The laboratory had been on its toes last year because of the reactor catastrophe in Fukushima, Japan. It ran dozens of tests on various foods from Japan and came up with no radiation-contaminated items. Chemist Rolf Etter was all the more surprised, therefore, to find radiation in food of another provenance – Ukraine – especialle since his team stumbled upon the findings by pure chance. Yet in two of the 14 tests conducted on frozen wild Ukrainian mushrooms, tolerance levels of cesium-137 were well over the acceptable mark. The mushrooms had all been imported by the same company.
The results mean that 25 years after the nuclear disaster in Chernobyl, dangerous levels of radioactivity are still making their way into the food system. Etter said that what surprised him most was that the declared cesium values were three times lower than what was actually found in his lab's tests, and that Ukraine had cleared the shipment for export. "It makes you wonder if those declarations are worth anything at all," he said.
After learning of the results, Zurich authorities destroyed the 10-ton Ukrainian mushroom shipment. The Swiss Federal Office of Public Health is now working with its counterparts in Ukraine to ensure that there are no further problems of the sort.
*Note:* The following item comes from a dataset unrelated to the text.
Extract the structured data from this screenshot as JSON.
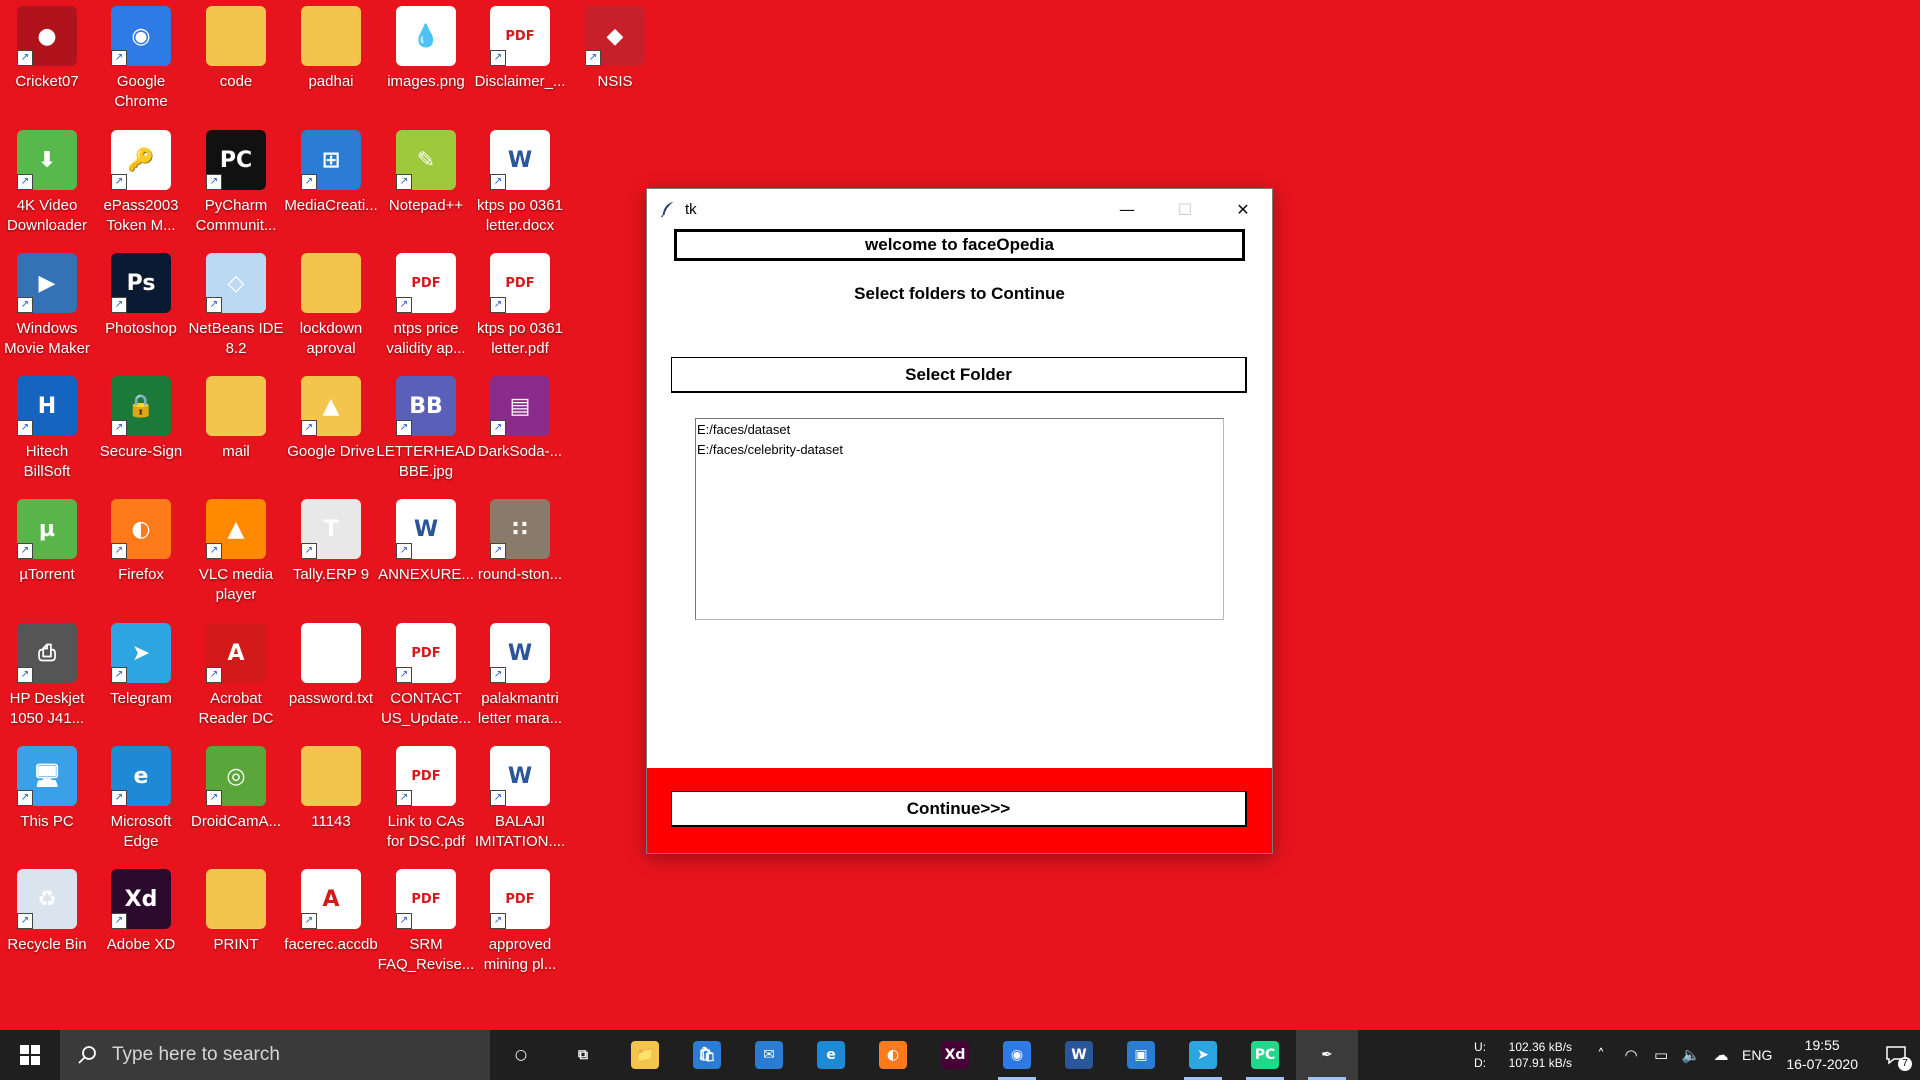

Read the full story in German by Patrick Kühnis
Photo - Timm Suess
*This is a digest story, not a direct translation